On this day in 1946, the International Council of Religious Education published the Revised Standard Version (RSV) of the New Testament. This was the first stage of the creation of the development of the RSV Bible.
The RSV Bible was created with the intent of drafting a literally accurate but readable version of the Bible in today’s English. The panel of theology scholars who developed the RSV used the 17th edition of the Nestle-Aland Greek text for the creation of the New Testament and the Hebrew Masoretic text for the Old Testament. In addition, for parts of the Book of Isaiah, the scholars used the Dead Sea Scrolls, which were first discovered in 1946.
After thoroughly examining the RSV New Testament, the National Council of Churches (formed through a merger of the International Council and the Federal Council of Churches in 1950) authorized the publication of the full RSV Bible. The first copy was presented to President Harry Truman on September 30, 1952.
There was controversy regarding some of the differences in the text between the RSV and the King James Version. The most famous example comes in Isaiah 7:14, which reads in the King James Version:
“Therefore the Lord himself shall give you a sign; Behold, a virgin shall conceive, and bear a son, and shall call his name Immanuel.”

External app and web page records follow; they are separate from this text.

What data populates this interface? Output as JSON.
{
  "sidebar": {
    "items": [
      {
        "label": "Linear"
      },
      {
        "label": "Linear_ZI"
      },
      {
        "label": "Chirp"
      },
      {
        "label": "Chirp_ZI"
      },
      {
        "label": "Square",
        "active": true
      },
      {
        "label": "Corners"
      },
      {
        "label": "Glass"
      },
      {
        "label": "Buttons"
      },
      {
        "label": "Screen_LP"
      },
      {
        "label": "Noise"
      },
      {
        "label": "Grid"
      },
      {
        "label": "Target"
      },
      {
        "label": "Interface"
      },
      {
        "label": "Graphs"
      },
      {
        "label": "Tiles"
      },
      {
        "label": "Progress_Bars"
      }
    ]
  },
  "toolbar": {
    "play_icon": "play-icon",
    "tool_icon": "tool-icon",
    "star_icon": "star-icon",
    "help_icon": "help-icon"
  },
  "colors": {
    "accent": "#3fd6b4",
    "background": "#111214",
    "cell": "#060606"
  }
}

For the RSV, the scholars interpreted the Hebrew word “almah” to mean “young woman” instead of “virgin.” This is one of the many examples with the text that generated a flood of discordance that still exists today.